1. As a general rule, and especially on bends and brows of hills with reduced visibility, vehicles will drive, on all the routes subject of the Law on traffic, movement of motor vehicles and road safety, on the right and as close as possible to the edge of the road, maintaining sufficient lateral separation to traverse safely.
“Left lane syndrome”; the lanes located on the left are for overtaking, so once this manoeuvre is carried out and it is not intended to continue overtaking vehicles, you must rejoin the lane further to the right.
There are vehicles that, when driving through a two-lane roundabout, usually go over the line separating both lanes whilst the law makes it clear that you have to drive as close as possible to the right to avoid possible contact between vehicles.
Another common mistake on three-lane roads is to stay in the middle lane when not wanting to overtake, in which case one should use the far right lane.
Remember that the fact that the road has hardly any traffic does not give you the right to drive in the left or central lane; as a general rule, you should always keep to the right.
Even when there are no specific road signs that designate them, on brows of hills and bends with reduced visibility, every driver, except in the cases of overtaking provided in Article 88, must leave completely free the half of the road relating to those that drive in the opposite direction.
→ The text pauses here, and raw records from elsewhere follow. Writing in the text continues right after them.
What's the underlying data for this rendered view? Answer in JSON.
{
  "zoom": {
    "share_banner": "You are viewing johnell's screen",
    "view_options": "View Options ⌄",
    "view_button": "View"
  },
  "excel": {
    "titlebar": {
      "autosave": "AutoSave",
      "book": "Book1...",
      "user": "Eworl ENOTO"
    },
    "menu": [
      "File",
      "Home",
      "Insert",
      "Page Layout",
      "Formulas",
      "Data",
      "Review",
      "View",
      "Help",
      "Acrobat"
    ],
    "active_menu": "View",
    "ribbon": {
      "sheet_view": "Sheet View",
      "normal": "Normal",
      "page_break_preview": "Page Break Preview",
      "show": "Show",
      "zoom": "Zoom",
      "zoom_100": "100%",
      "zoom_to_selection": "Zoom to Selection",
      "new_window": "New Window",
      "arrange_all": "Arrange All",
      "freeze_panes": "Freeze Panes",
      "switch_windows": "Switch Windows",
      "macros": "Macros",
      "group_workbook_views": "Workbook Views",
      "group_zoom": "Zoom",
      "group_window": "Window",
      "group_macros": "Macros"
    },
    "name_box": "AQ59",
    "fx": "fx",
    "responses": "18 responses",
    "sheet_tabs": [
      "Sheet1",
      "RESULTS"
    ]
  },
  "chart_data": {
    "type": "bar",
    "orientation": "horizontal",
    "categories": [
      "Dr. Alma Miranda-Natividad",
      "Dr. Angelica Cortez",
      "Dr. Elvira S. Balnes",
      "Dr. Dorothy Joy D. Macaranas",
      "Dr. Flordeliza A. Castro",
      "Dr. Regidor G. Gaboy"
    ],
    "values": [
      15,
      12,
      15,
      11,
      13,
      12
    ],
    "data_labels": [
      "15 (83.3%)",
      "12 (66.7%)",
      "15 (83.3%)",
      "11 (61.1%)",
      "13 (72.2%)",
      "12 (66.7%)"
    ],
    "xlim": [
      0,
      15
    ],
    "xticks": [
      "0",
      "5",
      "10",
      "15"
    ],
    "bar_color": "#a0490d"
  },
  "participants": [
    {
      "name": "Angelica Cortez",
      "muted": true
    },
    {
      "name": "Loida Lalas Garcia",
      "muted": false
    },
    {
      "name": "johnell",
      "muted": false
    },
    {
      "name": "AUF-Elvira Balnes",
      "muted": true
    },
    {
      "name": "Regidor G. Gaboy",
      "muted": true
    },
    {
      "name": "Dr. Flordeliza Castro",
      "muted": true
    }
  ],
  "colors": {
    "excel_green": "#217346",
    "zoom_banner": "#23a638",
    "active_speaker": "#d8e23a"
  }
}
2. Instances of driving on the left, in the opposite direction to that stipulated, in a two-way road, will be considered as very serious infractions.